What the task asks
Every entry needs to be repeated exactly, with nothing left out.
- Opening Delimiter -
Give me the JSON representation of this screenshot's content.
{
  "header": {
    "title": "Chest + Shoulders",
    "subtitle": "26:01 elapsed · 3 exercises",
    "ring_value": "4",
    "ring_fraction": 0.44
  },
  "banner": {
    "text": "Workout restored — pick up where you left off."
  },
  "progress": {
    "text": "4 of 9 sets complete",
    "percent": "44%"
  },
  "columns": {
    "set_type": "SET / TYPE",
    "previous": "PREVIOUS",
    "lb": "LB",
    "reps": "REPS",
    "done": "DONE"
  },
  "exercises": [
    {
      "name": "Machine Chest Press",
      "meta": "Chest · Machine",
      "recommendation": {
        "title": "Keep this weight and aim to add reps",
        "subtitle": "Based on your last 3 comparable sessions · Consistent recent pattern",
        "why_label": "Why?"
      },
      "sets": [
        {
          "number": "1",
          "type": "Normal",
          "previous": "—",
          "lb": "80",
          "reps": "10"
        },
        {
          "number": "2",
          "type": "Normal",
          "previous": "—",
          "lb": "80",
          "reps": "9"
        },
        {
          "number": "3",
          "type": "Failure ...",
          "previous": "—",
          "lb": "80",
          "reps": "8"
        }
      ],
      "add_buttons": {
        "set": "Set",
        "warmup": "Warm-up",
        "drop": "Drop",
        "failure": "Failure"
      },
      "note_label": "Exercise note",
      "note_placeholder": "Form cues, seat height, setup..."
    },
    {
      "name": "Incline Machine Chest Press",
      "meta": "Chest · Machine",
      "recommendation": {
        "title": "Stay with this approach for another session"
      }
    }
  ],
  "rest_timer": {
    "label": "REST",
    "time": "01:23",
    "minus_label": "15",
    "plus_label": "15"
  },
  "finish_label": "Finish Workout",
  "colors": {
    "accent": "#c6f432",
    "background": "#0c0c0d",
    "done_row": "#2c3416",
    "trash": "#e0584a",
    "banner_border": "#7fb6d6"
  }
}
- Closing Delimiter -
Exercise response
Give me the JSON representation of this screenshot's content.
{
  "header": {
    "title": "Chest + Shoulders",
    "subtitle": "26:01 elapsed · 3 exercises",
    "ring_value": "4",
    "ring_fraction": 0.44
  },
  "banner": {
    "text": "Workout restored — pick up where you left off."
  },
  "progress": {
    "text": "4 of 9 sets complete",
    "percent": "44%"
  },
  "columns": {
    "set_type": "SET / TYPE",
    "previous": "PREVIOUS",
    "lb": "LB",
    "reps": "REPS",
    "done": "DONE"
  },
  "exercises": [
    {
      "name": "Machine Chest Press",
      "meta": "Chest · Machine",
      "recommendation": {
        "title": "Keep this weight and aim to add reps",
        "subtitle": "Based on your last 3 comparable sessions · Consistent recent pattern",
        "why_label": "Why?"
      },
      "sets": [
        {
          "number": "1",
          "type": "Normal",
          "previous": "—",
          "lb": "80",
          "reps": "10"
        },
        {
          "number": "2",
          "type": "Normal",
          "previous": "—",
          "lb": "80",
          "reps": "9"
        },
        {
          "number": "3",
          "type": "Failure ...",
          "previous": "—",
          "lb": "80",
          "reps": "8"
        }
      ],
      "add_buttons": {
        "set": "Set",
        "warmup": "Warm-up",
        "drop": "Drop",
        "failure": "Failure"
      },
      "note_label": "Exercise note",
      "note_placeholder": "Form cues, seat height, setup..."
    },
    {
      "name": "Incline Machine Chest Press",
      "meta": "Chest · Machine",
      "recommendation": {
        "title": "Stay with this approach for another session"
      }
    }
  ],
  "rest_timer": {
    "label": "REST",
    "time": "01:23",
    "minus_label": "15",
    "plus_label": "15"
  },
  "finish_label": "Finish Workout",
  "colors": {
    "accent": "#c6f432",
    "background": "#0c0c0d",
    "done_row": "#2c3416",
    "trash": "#e0584a",
    "banner_border": "#7fb6d6"
  }
}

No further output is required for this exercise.